Natural springs in water‐limited landscapes are biodiversity hotspots and keystone ecosystems that have a disproportionate influence on surrounding landscapes despite their usually small size. Some springs served as evolutionary refugia during previous climate drying, supporting relict species in isolated habitats. Understanding whether springs will provide hydrologic refugia from future climate change is important to biodiversity conservation but is complicated by hydrologic variability among springs, data limitations, and multiple non‐climate threats to groundwater‐dependent ecosystems. We present a conceptual framework for categorizing springs as potentially stable, relative, or transient hydrologic refugia in a drying climate. Clues about the refugial capacity of springs can be assembled from various approaches, including citizen‐science‐powered ecohydrologic monitoring, remote sensing, landowner interviews, and environmental tracer analysis. Managers can integrate multiple lines of evidence to predict which springs may become future refugia for species of concern, strengthening the long‐term effectiveness of their conservation and restoration, and informing climate adaptation for terrestrial and freshwater species.
- Recommended Citation: Cartwright, J. M., K. A. Dwire, Z. Freed, S. Hammer, B. McLaughlin, L. W. Misztal, E. R. Schenk, J. R. Spence, A. E. Springer, L. E. Stevens. 2020. Oases of the future? Springs as potential hydrologic refugia in drying climates. Frontiers in Ecology and the Environment, 18 (5): 245-253. https://doi.org/10.1002/fee.2191
Springs in the Sky Island Region: Inventory, Assessment, and Management Planning Project (Cienega Creek Groundwater Basin)
This report details the methodology and results of Sky Island Alliance’s two year project to inventory and assess springs in the Cienega Creek Basin, and to make newly collected and previously existing assessment information from various cooperating agencies available by helping to bring the Spring Stewardship Institute’s Springs Inventory Database online. Report materials include an analysis of the state of springs in the Cienega Creek Basin, spring inventory information for each spring surveyed, and information on the online database.
- Appendix A: Springs Inventory and Assessment Protocols
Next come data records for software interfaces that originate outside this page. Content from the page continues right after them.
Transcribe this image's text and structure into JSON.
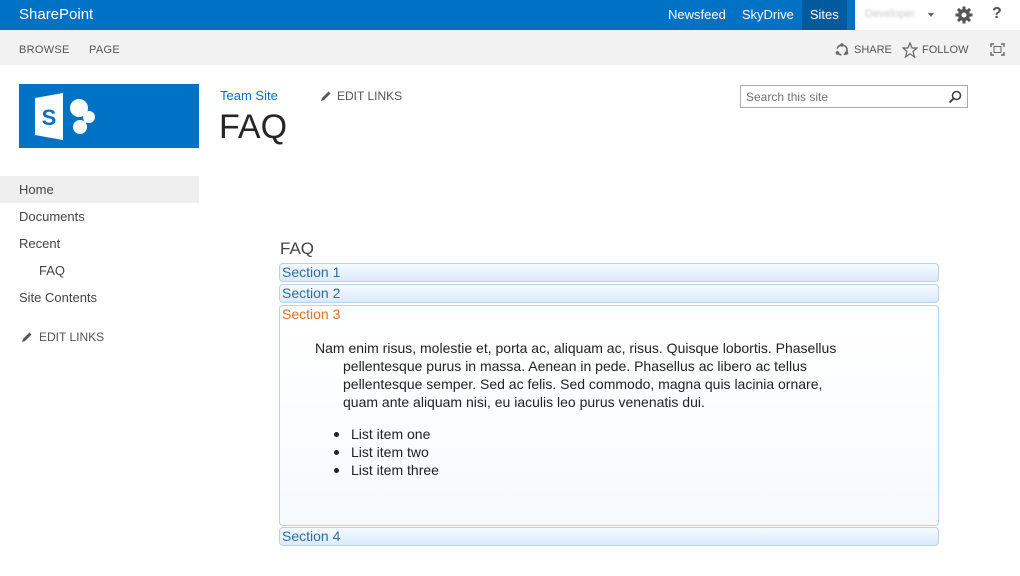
{
  "suite": {
    "brand": "SharePoint",
    "links": [
      "Newsfeed",
      "SkyDrive",
      "Sites"
    ],
    "user": "Developer"
  },
  "ribbon": {
    "tabs": [
      "BROWSE",
      "PAGE"
    ],
    "share": "SHARE",
    "follow": "FOLLOW"
  },
  "header": {
    "breadcrumb": "Team Site",
    "edit_links": "EDIT LINKS",
    "title": "FAQ",
    "search_placeholder": "Search this site"
  },
  "nav": {
    "items": [
      {
        "label": "Home"
      },
      {
        "label": "Documents"
      },
      {
        "label": "Recent"
      },
      {
        "label": "FAQ"
      },
      {
        "label": "Site Contents"
      }
    ],
    "edit_links": "EDIT LINKS"
  },
  "content": {
    "heading": "FAQ",
    "sections": [
      "Section 1",
      "Section 2",
      "Section 3",
      "Section 4"
    ],
    "paragraph": "Nam enim risus, molestie et, porta ac, aliquam ac, risus. Quisque lobortis. Phasellus pellentesque purus in massa. Aenean in pede. Phasellus ac libero ac tellus pellentesque semper. Sed ac felis. Sed commodo, magna quis lacinia ornare, quam ante aliquam nisi, eu iaculis leo purus venenatis dui.",
    "list": [
      "List item one",
      "List item two",
      "List item three"
    ]
  },
  "colors": {
    "suite_blue": "#0072c6",
    "accordion_text": "#2e6e9e",
    "active_section": "#e07020"
  }
}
- Appendix B: Spring Inventory Reports
- Appendix C: Springs Adaptation Plan for the Sky Island Region
This handbook was co-produced with the Springs Stewardship Institute. With support from the Desert Landscape Conservation Cooperative. This handbook is meant to advance the understanding of springs by land managers in the state of Arizona,as well as promote communication, stewardship, and collaboration, and to provide guidance to land managers embarking on springs stewardship programs. It provides resource managers with background information regarding the nature of springs ecosystems, inventory and assessment protocols, and the tools necessary for effective restoration and monitoring. Our springs inventory, assessment, and stewardship protocols incorporates much previous research and practical, hands-on recommendations. Land managers across Arizona can use this handbook to set measurable goals in their springs stewardship and restoration plans, and implement effective actions towards those goals.Download File (15.41M)
This report details the methodology and results of Sky Island Alliance’s two year project to inventory and assess springs in the Upper Santa Cruz River Basin, assess impacts of fire on spring ecosystems, develop a volunteer-based Adopt-A-Spring program to monitor springs, develop an Arizona Springs Restoration Handbook and to develop guidance and strategies to reduce vulnerability of springs to climate change. Report materials include an analysis of the state of springs in the Upper Santa Cruz Basin, an analysis of fire impacts at springs, spring inventory information for each spring surveyed, and management recommendations for springs affected by fire.Download File (28.20M)